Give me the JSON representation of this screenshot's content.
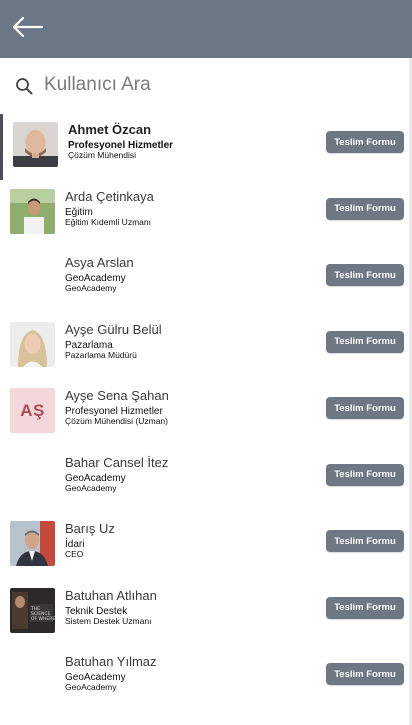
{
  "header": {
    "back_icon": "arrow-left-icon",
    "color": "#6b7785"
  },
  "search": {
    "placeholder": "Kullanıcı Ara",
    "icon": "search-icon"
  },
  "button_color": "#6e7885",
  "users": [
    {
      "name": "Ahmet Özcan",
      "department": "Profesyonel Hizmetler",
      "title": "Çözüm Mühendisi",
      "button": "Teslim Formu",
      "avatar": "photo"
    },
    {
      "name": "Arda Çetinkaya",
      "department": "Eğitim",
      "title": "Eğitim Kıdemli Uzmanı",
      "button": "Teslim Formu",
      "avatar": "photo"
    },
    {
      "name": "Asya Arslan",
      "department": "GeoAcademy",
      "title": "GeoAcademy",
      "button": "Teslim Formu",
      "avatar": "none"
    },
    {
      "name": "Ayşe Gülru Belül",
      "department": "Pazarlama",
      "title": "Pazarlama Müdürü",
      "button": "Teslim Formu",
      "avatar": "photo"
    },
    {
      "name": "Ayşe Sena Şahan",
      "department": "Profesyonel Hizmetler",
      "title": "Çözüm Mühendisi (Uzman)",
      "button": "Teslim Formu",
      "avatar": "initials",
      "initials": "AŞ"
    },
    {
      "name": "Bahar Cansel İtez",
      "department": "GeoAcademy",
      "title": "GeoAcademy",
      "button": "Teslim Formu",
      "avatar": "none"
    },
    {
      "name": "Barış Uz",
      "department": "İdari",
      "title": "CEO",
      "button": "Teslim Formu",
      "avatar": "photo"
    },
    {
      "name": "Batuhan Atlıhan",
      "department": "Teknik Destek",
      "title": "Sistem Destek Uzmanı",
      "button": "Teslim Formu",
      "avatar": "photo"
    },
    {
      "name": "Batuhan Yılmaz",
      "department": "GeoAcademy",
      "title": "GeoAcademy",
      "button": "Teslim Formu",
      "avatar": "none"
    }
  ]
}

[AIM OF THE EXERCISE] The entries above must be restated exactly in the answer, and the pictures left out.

[SOLUTION FOR THIS TASK]
Give me the JSON representation of this screenshot's content.
{
  "header": {
    "back_icon": "arrow-left-icon",
    "color": "#6b7785"
  },
  "search": {
    "placeholder": "Kullanıcı Ara",
    "icon": "search-icon"
  },
  "button_color": "#6e7885",
  "users": [
    {
      "name": "Ahmet Özcan",
      "department": "Profesyonel Hizmetler",
      "title": "Çözüm Mühendisi",
      "button": "Teslim Formu",
      "avatar": "photo"
    },
    {
      "name": "Arda Çetinkaya",
      "department": "Eğitim",
      "title": "Eğitim Kıdemli Uzmanı",
      "button": "Teslim Formu",
      "avatar": "photo"
    },
    {
      "name": "Asya Arslan",
      "department": "GeoAcademy",
      "title": "GeoAcademy",
      "button": "Teslim Formu",
      "avatar": "none"
    },
    {
      "name": "Ayşe Gülru Belül",
      "department": "Pazarlama",
      "title": "Pazarlama Müdürü",
      "button": "Teslim Formu",
      "avatar": "photo"
    },
    {
      "name": "Ayşe Sena Şahan",
      "department": "Profesyonel Hizmetler",
      "title": "Çözüm Mühendisi (Uzman)",
      "button": "Teslim Formu",
      "avatar": "initials",
      "initials": "AŞ"
    },
    {
      "name": "Bahar Cansel İtez",
      "department": "GeoAcademy",
      "title": "GeoAcademy",
      "button": "Teslim Formu",
      "avatar": "none"
    },
    {
      "name": "Barış Uz",
      "department": "İdari",
      "title": "CEO",
      "button": "Teslim Formu",
      "avatar": "photo"
    },
    {
      "name": "Batuhan Atlıhan",
      "department": "Teknik Destek",
      "title": "Sistem Destek Uzmanı",
      "button": "Teslim Formu",
      "avatar": "photo"
    },
    {
      "name": "Batuhan Yılmaz",
      "department": "GeoAcademy",
      "title": "GeoAcademy",
      "button": "Teslim Formu",
      "avatar": "none"
    }
  ]
}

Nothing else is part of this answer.